_What you should do_
The data below is to be returned in full and exactly.

_Provided information_

——

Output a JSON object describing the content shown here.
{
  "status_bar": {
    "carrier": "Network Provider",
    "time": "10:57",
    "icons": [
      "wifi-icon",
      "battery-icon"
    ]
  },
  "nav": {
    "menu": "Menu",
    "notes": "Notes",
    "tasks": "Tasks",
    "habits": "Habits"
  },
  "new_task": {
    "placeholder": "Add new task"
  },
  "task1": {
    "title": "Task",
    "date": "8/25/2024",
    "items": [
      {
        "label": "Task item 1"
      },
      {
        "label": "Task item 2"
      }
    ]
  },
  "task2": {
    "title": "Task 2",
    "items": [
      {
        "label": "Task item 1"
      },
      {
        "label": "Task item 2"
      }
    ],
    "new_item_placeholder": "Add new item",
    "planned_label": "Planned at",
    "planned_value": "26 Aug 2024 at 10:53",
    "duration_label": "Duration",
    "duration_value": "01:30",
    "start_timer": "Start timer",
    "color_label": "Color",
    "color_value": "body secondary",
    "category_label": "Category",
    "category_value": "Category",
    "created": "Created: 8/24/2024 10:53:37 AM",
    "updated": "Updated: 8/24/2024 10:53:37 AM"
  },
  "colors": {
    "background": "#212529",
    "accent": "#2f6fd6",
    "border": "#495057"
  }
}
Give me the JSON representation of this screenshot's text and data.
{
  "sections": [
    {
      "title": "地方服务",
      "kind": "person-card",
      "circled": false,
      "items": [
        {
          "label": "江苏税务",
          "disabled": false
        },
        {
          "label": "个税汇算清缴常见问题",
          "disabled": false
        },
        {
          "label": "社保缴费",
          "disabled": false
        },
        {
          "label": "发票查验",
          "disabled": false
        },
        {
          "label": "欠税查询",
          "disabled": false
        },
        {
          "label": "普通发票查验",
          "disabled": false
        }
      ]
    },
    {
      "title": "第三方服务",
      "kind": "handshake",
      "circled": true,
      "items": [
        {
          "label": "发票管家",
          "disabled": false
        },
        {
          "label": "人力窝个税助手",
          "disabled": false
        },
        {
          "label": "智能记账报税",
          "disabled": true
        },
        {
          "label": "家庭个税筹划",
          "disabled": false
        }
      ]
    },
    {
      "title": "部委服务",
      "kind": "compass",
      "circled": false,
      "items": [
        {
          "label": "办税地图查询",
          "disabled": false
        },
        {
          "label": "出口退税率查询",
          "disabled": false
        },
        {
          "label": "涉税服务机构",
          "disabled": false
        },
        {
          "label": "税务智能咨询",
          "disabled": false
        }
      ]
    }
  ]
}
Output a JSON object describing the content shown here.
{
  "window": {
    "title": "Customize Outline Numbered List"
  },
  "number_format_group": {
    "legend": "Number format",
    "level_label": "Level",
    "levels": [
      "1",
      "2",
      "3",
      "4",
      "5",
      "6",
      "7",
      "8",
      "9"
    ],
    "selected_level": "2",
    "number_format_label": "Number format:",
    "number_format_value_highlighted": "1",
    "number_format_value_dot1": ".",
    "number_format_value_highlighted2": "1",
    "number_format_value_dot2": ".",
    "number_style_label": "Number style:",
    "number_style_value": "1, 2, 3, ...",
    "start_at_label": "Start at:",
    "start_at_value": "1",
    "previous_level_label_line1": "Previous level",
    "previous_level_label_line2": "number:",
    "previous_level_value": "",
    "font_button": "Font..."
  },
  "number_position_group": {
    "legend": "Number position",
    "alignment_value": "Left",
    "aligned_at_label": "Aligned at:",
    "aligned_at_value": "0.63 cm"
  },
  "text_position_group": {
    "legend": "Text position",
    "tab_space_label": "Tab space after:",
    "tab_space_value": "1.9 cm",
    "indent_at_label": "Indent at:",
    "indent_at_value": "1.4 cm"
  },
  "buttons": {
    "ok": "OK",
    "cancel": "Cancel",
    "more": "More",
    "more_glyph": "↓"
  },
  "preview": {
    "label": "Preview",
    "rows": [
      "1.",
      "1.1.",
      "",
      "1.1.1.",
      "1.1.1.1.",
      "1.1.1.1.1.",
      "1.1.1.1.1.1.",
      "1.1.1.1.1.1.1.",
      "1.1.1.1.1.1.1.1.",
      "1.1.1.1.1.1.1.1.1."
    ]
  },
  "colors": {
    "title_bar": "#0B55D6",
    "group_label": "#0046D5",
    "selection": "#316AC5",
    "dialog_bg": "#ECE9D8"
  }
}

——

_Response for this exercise_
Output a JSON object describing the content shown here.
{
  "status_bar": {
    "carrier": "Network Provider",
    "time": "10:57",
    "icons": [
      "wifi-icon",
      "battery-icon"
    ]
  },
  "nav": {
    "menu": "Menu",
    "notes": "Notes",
    "tasks": "Tasks",
    "habits": "Habits"
  },
  "new_task": {
    "placeholder": "Add new task"
  },
  "task1": {
    "title": "Task",
    "date": "8/25/2024",
    "items": [
      {
        "label": "Task item 1"
      },
      {
        "label": "Task item 2"
      }
    ]
  },
  "task2": {
    "title": "Task 2",
    "items": [
      {
        "label": "Task item 1"
      },
      {
        "label": "Task item 2"
      }
    ],
    "new_item_placeholder": "Add new item",
    "planned_label": "Planned at",
    "planned_value": "26 Aug 2024 at 10:53",
    "duration_label": "Duration",
    "duration_value": "01:30",
    "start_timer": "Start timer",
    "color_label": "Color",
    "color_value": "body secondary",
    "category_label": "Category",
    "category_value": "Category",
    "created": "Created: 8/24/2024 10:53:37 AM",
    "updated": "Updated: 8/24/2024 10:53:37 AM"
  },
  "colors": {
    "background": "#212529",
    "accent": "#2f6fd6",
    "border": "#495057"
  }
}
Give me the JSON representation of this screenshot's text and data.
{
  "sections": [
    {
      "title": "地方服务",
      "kind": "person-card",
      "circled": false,
      "items": [
        {
          "label": "江苏税务",
          "disabled": false
        },
        {
          "label": "个税汇算清缴常见问题",
          "disabled": false
        },
        {
          "label": "社保缴费",
          "disabled": false
        },
        {
          "label": "发票查验",
          "disabled": false
        },
        {
          "label": "欠税查询",
          "disabled": false
        },
        {
          "label": "普通发票查验",
          "disabled": false
        }
      ]
    },
    {
      "title": "第三方服务",
      "kind": "handshake",
      "circled": true,
      "items": [
        {
          "label": "发票管家",
          "disabled": false
        },
        {
          "label": "人力窝个税助手",
          "disabled": false
        },
        {
          "label": "智能记账报税",
          "disabled": true
        },
        {
          "label": "家庭个税筹划",
          "disabled": false
        }
      ]
    },
    {
      "title": "部委服务",
      "kind": "compass",
      "circled": false,
      "items": [
        {
          "label": "办税地图查询",
          "disabled": false
        },
        {
          "label": "出口退税率查询",
          "disabled": false
        },
        {
          "label": "涉税服务机构",
          "disabled": false
        },
        {
          "label": "税务智能咨询",
          "disabled": false
        }
      ]
    }
  ]
}
Output a JSON object describing the content shown here.
{
  "window": {
    "title": "Customize Outline Numbered List"
  },
  "number_format_group": {
    "legend": "Number format",
    "level_label": "Level",
    "levels": [
      "1",
      "2",
      "3",
      "4",
      "5",
      "6",
      "7",
      "8",
      "9"
    ],
    "selected_level": "2",
    "number_format_label": "Number format:",
    "number_format_value_highlighted": "1",
    "number_format_value_dot1": ".",
    "number_format_value_highlighted2": "1",
    "number_format_value_dot2": ".",
    "number_style_label": "Number style:",
    "number_style_value": "1, 2, 3, ...",
    "start_at_label": "Start at:",
    "start_at_value": "1",
    "previous_level_label_line1": "Previous level",
    "previous_level_label_line2": "number:",
    "previous_level_value": "",
    "font_button": "Font..."
  },
  "number_position_group": {
    "legend": "Number position",
    "alignment_value": "Left",
    "aligned_at_label": "Aligned at:",
    "aligned_at_value": "0.63 cm"
  },
  "text_position_group": {
    "legend": "Text position",
    "tab_space_label": "Tab space after:",
    "tab_space_value": "1.9 cm",
    "indent_at_label": "Indent at:",
    "indent_at_value": "1.4 cm"
  },
  "buttons": {
    "ok": "OK",
    "cancel": "Cancel",
    "more": "More",
    "more_glyph": "↓"
  },
  "preview": {
    "label": "Preview",
    "rows": [
      "1.",
      "1.1.",
      "",
      "1.1.1.",
      "1.1.1.1.",
      "1.1.1.1.1.",
      "1.1.1.1.1.1.",
      "1.1.1.1.1.1.1.",
      "1.1.1.1.1.1.1.1.",
      "1.1.1.1.1.1.1.1.1."
    ]
  },
  "colors": {
    "title_bar": "#0B55D6",
    "group_label": "#0046D5",
    "selection": "#316AC5",
    "dialog_bg": "#ECE9D8"
  }
}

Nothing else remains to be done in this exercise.